#Editorial #Glenmont #Roundabout #Proposal #NYSDOT #Opinion #MichaelHallisey #SpotlightNews
One of the better examples of drawbacks to the pace of economic and residential growth in Bethlehem can be found right at Babcock’s Corners. That’s the intersection where Feura Bush Road meets NYS Route 9W and Glenmont Road, and it is one of the worst for drivers and pedestrians to traverse through.
Longtime residents don’t need to think back too far to recall the ease with which drivers could go to and from Glenmont and South Bethlehem on those roads. Outside of the Kmart and Grand Union that once stood at The Shoppes at Town Squire, there were few points of interest to clog traffic.

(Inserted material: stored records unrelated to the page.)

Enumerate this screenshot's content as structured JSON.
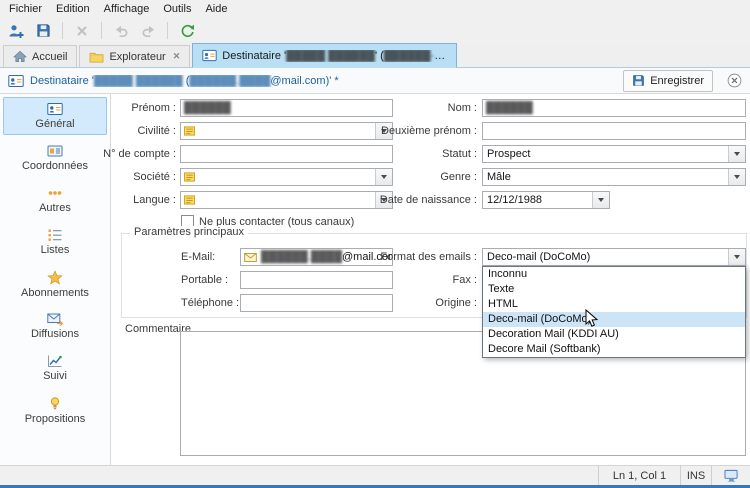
{
  "colors": {
    "accent_blue": "#2a6db5",
    "tab_active_bg": "#b9dff4",
    "sidebar_selected_bg": "#d3eafc",
    "refresh_green": "#35a035",
    "folder_yellow": "#f8d464",
    "window_edge_blue": "#3178be"
  },
  "menu": {
    "items": [
      {
        "label": "Fichier"
      },
      {
        "label": "Edition"
      },
      {
        "label": "Affichage"
      },
      {
        "label": "Outils"
      },
      {
        "label": "Aide"
      }
    ]
  },
  "toolbar": {
    "buttons": [
      "add-contact",
      "save",
      "delete",
      "undo",
      "redo",
      "refresh"
    ]
  },
  "tabs": {
    "accueil": "Accueil",
    "explorateur": "Explorateur",
    "destinataire": {
      "prefix": "Destinataire '",
      "name": "█████ ██████",
      "mid": "' (",
      "email": "██████-███",
      "suffix": "..."
    }
  },
  "doc_header": {
    "title": {
      "prefix": "Destinataire '",
      "name": "█████ ██████",
      "mid": " (",
      "email": "██████.████",
      "suffix": "@mail.com)' *"
    },
    "save_button": "Enregistrer"
  },
  "sidebar": {
    "items": [
      {
        "label": "Général",
        "selected": true
      },
      {
        "label": "Coordonnées",
        "selected": false
      },
      {
        "label": "Autres",
        "selected": false
      },
      {
        "label": "Listes",
        "selected": false
      },
      {
        "label": "Abonnements",
        "selected": false
      },
      {
        "label": "Diffusions",
        "selected": false
      },
      {
        "label": "Suivi",
        "selected": false
      },
      {
        "label": "Propositions",
        "selected": false
      }
    ]
  },
  "form": {
    "prenom": {
      "label": "Prénom :",
      "value": "██████"
    },
    "nom": {
      "label": "Nom :",
      "value": "██████"
    },
    "civilite": {
      "label": "Civilité :"
    },
    "deuxieme_prenom": {
      "label": "Deuxième prénom :",
      "value": ""
    },
    "compte": {
      "label": "N° de compte :",
      "value": ""
    },
    "statut": {
      "label": "Statut :",
      "value": "Prospect"
    },
    "societe": {
      "label": "Société :"
    },
    "genre": {
      "label": "Genre :",
      "value": "Mâle"
    },
    "langue": {
      "label": "Langue :"
    },
    "naissance": {
      "label": "Date de naissance :",
      "value": "12/12/1988"
    },
    "ne_plus_contacter": {
      "label": "Ne plus contacter (tous canaux)",
      "checked": false
    },
    "groupe": {
      "title": "Paramètres principaux"
    },
    "email": {
      "label": "E-Mail:",
      "redacted": "██████.████",
      "suffix": "@mail.com"
    },
    "format": {
      "label": "Format des emails :",
      "value": "Deco-mail (DoCoMo)"
    },
    "portable": {
      "label": "Portable :",
      "value": ""
    },
    "fax": {
      "label": "Fax :",
      "value": ""
    },
    "telephone": {
      "label": "Téléphone :",
      "value": ""
    },
    "origine": {
      "label": "Origine :",
      "value": ""
    },
    "commentaire": {
      "label": "Commentaire",
      "value": ""
    }
  },
  "format_dropdown": {
    "options": [
      {
        "label": "Inconnu"
      },
      {
        "label": "Texte"
      },
      {
        "label": "HTML"
      },
      {
        "label": "Deco-mail (DoCoMo)"
      },
      {
        "label": "Decoration Mail (KDDI AU)"
      },
      {
        "label": "Decore Mail (Softbank)"
      }
    ],
    "highlighted_index": 3
  },
  "statusbar": {
    "cursor_position": "Ln 1, Col 1",
    "insert_mode": "INS"
  }
}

That intersection, along with several miles of the Route 9W corridor that stretches south from NYS Route 32 to Beckers Corners, has been the site of incredible development over the past 25 years. The land that was once the Babcock family farm stood vacant until 1990, when another strip mall to rival that of Town Squire was built and helped usher in more housing developments to its south. But, before that time, it was possible for pedestrians to walk along Feura Bush Road to visit Dairy Queen and Grand Union, sans sidewalks, without much threat from motorists.
The state Department of Transportation has taken notice of this growth and the logistics surrounding this troublesome intersection as far back as a dozen years ago, when Bethlehem looked to revisit its Comprehensive Plan. The frequency with which motorists use this intersection has increased along with the same rate of growth as the houses and businesses that call Glenmont and South Bethlehem home. As a result, the accidents that occur have also increased—to the point that it is now one of the most dangerous intersections in town. Even with sidewalks and traffic lights, the prospect of crossing the street is a dangerous endeavor for pedestrians. There are too many motorists who legally turn right on red, and far too many who illegally travel along the turn lane to bypass those turning across traffic.
Though roundabouts often pose a challenge by themselves, this is a part of town that is in need of such a traffic circle. Drivers often complain, in that some motorists don’t know — or don’t care to follow — the rules of the road. The headaches such a scenario may cause, however, do not outweigh the need for public safety. These roundabouts have reduced accident injuries by 75 percent according to the Insurance Institute for Highway Safety, making the decision to construct this roundabout the best direct course for action.
Michael Hallisey is managing editor of Spotlight Newspapers.